This post discusses the “Silicon Valley” episode “Terms of Service,” which aired on April 30.
Last week, I wrote about the way this season of “Silicon Valley” appears to be taking on a particular version of tech-industry myopia that pushes talented people to develop apps and products they can monetize quickly, diverting them away from work on genuinely world-changing projects. This week, and in hilarious fashion, the series is setting up Gavin Belson (Matt Ross) to be done in by a myopia particular to him: his need to avenge himself on anyone and anything Pied Piper-related that comes into his field of vision.
Gavin is a fascinating character, whose presence on the show has always been a test for Erlich Bachman (T.J. Miller) and the guys who live in his grungy incubator. At first glance, Gavin is who all of them want to be: someone who built a huge and influential tech empire, and now has the wealth and influence to pursue projects that influence him and to do good works around the world (even if that goodness is mostly virtue-signalling). But a closer look at how Gavin operates has always revealed that as his company has grown, he’s become more crabbed and paranoid as a person.
To a certain extent, it’s clear that he knows this. Back in the second season of “Silicon Valley,” he warned Pied Piper founder Richard Hendricks (Thomas Middleditch) that Richard was at risk of turning his young company into yet another “soulless corporation.”
But Gavin has never been able to save himself from the worst parts of his personality. He’s promoted Richard’s best friend, the feckless Big Head (Josh Brener), to head an innovation team in hopes of hurting Richard’s feelings, while ignoring Davis Bannercheck (Patrick Fischler), a genius who has actual ideas that could drive Hooli forward. He insists that his engineers tweak Hooli’s famously neutral algorithm to hide bad stories about him, resulting in a massive scandal. He stole Jack Barker (Stephen Tobolowsky) from Pied Piper, inadvertently giving his ailing rival a boost, and now, driven by a mania to undercut Barker’s potential as a rival, has saddled Hooli with a crippling legal liability. He’s the best mind of his generation, destroyed by aggressiveness.
That all of this happens in an episode in which Dinesh (Kumail Nanjiani) essentially goes through an entire tech CEO’s career over a period of a few days makes Gavin’s worst mistake yet especially funny, and especially sharply punctuated.
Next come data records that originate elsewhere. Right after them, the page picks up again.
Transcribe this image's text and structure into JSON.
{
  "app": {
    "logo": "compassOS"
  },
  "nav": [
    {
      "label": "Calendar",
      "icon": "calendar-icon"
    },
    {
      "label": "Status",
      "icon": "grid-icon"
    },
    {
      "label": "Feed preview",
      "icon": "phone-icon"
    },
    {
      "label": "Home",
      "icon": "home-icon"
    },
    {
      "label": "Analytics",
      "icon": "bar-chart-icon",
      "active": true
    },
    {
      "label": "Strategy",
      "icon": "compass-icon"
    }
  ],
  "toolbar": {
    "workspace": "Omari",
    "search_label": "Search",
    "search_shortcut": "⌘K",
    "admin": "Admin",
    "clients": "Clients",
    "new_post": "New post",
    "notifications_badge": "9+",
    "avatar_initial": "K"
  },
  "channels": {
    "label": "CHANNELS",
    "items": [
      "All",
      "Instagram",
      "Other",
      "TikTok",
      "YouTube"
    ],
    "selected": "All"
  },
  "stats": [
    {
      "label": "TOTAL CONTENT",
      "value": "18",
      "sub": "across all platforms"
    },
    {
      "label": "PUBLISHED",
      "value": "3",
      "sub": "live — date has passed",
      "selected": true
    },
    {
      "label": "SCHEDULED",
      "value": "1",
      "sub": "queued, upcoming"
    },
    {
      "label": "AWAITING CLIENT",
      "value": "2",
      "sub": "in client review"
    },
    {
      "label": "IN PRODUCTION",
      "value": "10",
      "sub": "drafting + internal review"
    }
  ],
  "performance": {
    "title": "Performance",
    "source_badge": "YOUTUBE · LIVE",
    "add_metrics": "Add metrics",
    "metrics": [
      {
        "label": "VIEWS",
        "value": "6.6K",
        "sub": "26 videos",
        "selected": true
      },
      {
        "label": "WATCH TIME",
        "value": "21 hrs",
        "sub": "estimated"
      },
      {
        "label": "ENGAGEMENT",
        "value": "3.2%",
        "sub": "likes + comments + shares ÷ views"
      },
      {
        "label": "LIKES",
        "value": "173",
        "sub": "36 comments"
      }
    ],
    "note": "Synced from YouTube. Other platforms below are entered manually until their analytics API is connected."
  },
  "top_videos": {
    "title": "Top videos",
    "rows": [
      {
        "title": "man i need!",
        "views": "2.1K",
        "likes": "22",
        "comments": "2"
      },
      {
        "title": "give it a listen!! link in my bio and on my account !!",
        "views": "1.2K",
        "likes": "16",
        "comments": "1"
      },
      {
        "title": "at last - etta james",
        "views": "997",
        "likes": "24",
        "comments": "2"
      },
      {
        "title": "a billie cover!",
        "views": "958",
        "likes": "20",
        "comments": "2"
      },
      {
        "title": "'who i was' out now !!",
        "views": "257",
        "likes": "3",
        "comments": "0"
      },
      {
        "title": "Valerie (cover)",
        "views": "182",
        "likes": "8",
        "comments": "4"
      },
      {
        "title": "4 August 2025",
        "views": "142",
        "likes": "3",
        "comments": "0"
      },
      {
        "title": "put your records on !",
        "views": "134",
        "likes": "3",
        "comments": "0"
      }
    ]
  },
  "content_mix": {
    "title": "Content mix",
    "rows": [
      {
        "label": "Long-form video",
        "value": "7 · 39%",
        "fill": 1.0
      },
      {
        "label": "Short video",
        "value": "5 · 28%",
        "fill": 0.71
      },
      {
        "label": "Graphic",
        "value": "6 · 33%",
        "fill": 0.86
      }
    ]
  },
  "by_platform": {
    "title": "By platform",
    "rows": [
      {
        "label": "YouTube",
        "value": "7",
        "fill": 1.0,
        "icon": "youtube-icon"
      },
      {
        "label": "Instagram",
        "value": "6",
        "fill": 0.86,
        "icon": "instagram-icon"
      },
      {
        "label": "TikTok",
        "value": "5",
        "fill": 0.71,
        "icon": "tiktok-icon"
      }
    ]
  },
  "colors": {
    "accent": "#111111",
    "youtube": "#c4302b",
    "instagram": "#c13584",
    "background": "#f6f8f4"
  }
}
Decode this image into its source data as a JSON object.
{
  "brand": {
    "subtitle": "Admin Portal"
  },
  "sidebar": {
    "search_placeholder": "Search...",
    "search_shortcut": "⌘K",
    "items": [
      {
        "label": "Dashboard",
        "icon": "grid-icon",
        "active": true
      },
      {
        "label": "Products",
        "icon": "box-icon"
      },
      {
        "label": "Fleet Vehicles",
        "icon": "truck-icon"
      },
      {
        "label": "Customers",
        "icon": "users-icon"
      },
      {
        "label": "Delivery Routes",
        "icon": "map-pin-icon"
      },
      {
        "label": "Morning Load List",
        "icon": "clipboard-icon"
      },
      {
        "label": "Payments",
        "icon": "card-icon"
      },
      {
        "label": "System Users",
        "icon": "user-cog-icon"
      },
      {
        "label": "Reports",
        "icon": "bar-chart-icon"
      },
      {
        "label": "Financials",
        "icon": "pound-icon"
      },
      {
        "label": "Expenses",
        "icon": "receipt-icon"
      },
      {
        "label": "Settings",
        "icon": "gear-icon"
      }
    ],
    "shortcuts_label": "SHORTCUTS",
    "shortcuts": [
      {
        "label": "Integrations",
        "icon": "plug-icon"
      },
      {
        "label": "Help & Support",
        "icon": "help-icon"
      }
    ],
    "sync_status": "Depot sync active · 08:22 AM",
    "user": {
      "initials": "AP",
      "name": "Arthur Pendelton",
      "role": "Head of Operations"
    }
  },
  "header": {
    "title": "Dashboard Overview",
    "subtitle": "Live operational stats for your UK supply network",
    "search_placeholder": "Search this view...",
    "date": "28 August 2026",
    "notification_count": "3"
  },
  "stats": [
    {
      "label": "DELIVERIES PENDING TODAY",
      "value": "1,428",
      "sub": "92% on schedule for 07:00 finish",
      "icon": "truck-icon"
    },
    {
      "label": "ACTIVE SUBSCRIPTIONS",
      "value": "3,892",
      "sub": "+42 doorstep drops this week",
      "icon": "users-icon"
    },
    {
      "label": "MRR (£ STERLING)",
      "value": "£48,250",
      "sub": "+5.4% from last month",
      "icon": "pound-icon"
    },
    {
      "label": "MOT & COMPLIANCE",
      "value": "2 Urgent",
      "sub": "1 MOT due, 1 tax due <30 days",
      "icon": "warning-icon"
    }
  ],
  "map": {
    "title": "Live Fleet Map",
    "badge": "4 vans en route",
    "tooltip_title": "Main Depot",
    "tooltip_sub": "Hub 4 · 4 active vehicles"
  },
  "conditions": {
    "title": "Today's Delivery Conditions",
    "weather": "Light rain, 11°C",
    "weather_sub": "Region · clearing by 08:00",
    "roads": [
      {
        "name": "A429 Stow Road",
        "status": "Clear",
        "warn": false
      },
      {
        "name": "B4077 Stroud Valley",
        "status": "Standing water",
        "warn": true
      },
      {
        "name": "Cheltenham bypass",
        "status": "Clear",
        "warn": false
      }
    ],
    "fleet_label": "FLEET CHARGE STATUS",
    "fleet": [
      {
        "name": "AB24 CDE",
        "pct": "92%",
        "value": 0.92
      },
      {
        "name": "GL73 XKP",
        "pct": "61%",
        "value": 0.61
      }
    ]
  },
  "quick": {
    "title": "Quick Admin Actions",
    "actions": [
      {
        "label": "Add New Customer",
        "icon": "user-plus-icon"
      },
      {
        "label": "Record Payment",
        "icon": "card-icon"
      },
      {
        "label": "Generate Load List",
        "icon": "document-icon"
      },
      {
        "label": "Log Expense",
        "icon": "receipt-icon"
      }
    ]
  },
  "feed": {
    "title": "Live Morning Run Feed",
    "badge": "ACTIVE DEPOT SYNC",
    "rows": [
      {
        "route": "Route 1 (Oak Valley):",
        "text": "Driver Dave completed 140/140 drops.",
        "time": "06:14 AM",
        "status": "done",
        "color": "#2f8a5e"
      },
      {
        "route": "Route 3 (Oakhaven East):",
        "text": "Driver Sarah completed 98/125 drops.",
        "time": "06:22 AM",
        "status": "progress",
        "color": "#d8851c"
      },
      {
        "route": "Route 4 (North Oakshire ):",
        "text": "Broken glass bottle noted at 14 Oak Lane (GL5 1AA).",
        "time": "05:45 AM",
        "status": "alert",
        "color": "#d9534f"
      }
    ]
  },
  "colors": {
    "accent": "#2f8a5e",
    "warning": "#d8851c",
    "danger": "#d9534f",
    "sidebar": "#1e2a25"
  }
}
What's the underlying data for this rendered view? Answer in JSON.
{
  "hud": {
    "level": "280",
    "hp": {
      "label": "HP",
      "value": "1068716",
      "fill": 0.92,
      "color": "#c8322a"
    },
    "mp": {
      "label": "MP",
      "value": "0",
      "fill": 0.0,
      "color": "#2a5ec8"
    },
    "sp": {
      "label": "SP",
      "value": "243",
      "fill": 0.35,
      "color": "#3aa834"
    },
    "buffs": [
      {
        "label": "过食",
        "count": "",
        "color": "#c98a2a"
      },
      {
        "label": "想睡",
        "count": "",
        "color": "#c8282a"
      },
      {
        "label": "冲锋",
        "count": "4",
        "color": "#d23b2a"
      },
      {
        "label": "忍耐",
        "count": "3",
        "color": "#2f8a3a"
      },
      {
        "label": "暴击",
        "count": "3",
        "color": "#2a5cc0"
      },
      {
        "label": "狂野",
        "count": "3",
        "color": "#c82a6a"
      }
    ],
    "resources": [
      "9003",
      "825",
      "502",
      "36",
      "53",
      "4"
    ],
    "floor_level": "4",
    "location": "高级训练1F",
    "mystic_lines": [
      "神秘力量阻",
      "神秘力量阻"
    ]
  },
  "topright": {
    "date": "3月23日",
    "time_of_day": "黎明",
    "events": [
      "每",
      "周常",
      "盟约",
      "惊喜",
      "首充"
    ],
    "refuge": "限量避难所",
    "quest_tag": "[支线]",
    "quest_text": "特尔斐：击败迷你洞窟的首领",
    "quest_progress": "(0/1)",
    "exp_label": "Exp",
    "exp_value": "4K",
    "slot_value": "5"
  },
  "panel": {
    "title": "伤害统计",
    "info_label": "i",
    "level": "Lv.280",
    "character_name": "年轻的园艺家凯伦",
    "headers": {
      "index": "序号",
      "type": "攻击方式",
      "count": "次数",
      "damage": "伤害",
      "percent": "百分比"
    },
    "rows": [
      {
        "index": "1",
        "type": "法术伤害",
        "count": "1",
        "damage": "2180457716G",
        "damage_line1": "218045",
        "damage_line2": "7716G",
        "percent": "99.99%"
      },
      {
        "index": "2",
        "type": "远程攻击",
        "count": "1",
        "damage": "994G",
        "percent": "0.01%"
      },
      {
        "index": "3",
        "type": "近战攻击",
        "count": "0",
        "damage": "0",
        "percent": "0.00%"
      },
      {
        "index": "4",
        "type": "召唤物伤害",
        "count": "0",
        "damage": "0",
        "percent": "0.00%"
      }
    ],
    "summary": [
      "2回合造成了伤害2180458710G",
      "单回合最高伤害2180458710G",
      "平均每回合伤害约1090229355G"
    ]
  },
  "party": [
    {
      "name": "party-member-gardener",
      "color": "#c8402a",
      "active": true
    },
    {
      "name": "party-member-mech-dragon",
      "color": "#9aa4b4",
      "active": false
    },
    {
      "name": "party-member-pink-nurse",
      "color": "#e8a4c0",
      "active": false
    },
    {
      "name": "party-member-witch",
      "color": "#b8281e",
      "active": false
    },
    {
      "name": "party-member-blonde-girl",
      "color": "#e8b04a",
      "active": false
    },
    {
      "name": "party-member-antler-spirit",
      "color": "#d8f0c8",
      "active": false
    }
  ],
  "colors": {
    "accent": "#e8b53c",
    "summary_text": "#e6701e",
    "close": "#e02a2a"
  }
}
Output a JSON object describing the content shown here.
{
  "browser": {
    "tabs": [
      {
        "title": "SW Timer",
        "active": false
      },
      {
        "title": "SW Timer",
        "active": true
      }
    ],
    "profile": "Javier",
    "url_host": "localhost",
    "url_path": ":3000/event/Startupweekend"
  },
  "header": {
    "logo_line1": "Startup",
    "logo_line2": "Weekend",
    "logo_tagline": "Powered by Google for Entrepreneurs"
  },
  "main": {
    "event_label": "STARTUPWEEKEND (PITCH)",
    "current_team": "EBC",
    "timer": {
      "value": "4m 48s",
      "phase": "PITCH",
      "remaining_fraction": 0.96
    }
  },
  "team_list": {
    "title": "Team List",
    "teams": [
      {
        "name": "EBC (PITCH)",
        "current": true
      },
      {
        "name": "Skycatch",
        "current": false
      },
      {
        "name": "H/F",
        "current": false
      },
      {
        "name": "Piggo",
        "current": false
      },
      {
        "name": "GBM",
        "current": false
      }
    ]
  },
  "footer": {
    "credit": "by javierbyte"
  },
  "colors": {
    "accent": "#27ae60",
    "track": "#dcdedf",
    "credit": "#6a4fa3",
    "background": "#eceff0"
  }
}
Dinesh is a jerk to pretty much everyone — except Gilfoyle (Martin Starr), who is confident enough that this will all end in a wildly entertaining disaster to enjoy the whole spectacle — during his brief stint as the chief of PiperChat. But it’s impossible not to feel dreadfully sorry for him as he curls up in Erlich’s horrible, dingy bathtub. “Move fast and break things” might be a catchy slogan, but it doesn’t exactly tell you what to do when the thing you break is yourself and the opportunity for your own creation to really mean something. Dinesh behaved the way he’s been led to understand that successful Silicon Valley entrepreneurs behave. It’s Richard, who finds himself drawn toward a different way of doing business and creating things, who spots that problem, and who is decent enough to alert Dinesh and the team to the trouble they’re in.
Aside from the big ideas animating “Silicon Valley” this year, “Terms of Service” is also a great opportunity to take a moment to appreciate Jared (Zach Woods), who has become a wonderful textbook example of how to create a deeply weird character without having him become a gimmick.
Jared has always been slightly off as a person due to a backstory that isn’t entirely clear though definitely includes a stint as a homeless manicurist, and “Silicon Valley” has always wrung a lot of humor out of his attempts to unlock the codes of masculinity. I got my best laugh of the week out of his declaration that the latest Sports Illustrated Swimsuit Issue cover model “has the most lovely, enigmatic facial expression.” But one of Jared’s quirks is also his lodestar as a character: Like Richard, he’s a decent person who wants to do things differently. And unlike almost anyone else in the Valley, he finds meaning out of being of service to things and people he truly believes in. He’s an odd duck, but a profoundly decent one in the general tradition of Leslie Knope (Amy Poehler) on “Parks and Recreation” or Amy Santiago (Melissa Fumero) on “Brooklyn Nine-Nine.”
In ways large and small, this is what I love about “Silicon Valley.” It’s a dark show where characters manipulate and bully each other, and an extremely funny one. But ultimately it’s a hopeful series rather than a nihilist one. If only Richard could find a way to apply middle-out compression to human decency.
Source : https://www.washingtonpost.com/news/act-four/wp/2017/04/30/silicon-valley-season-4-episode-2-review-terms-of-service/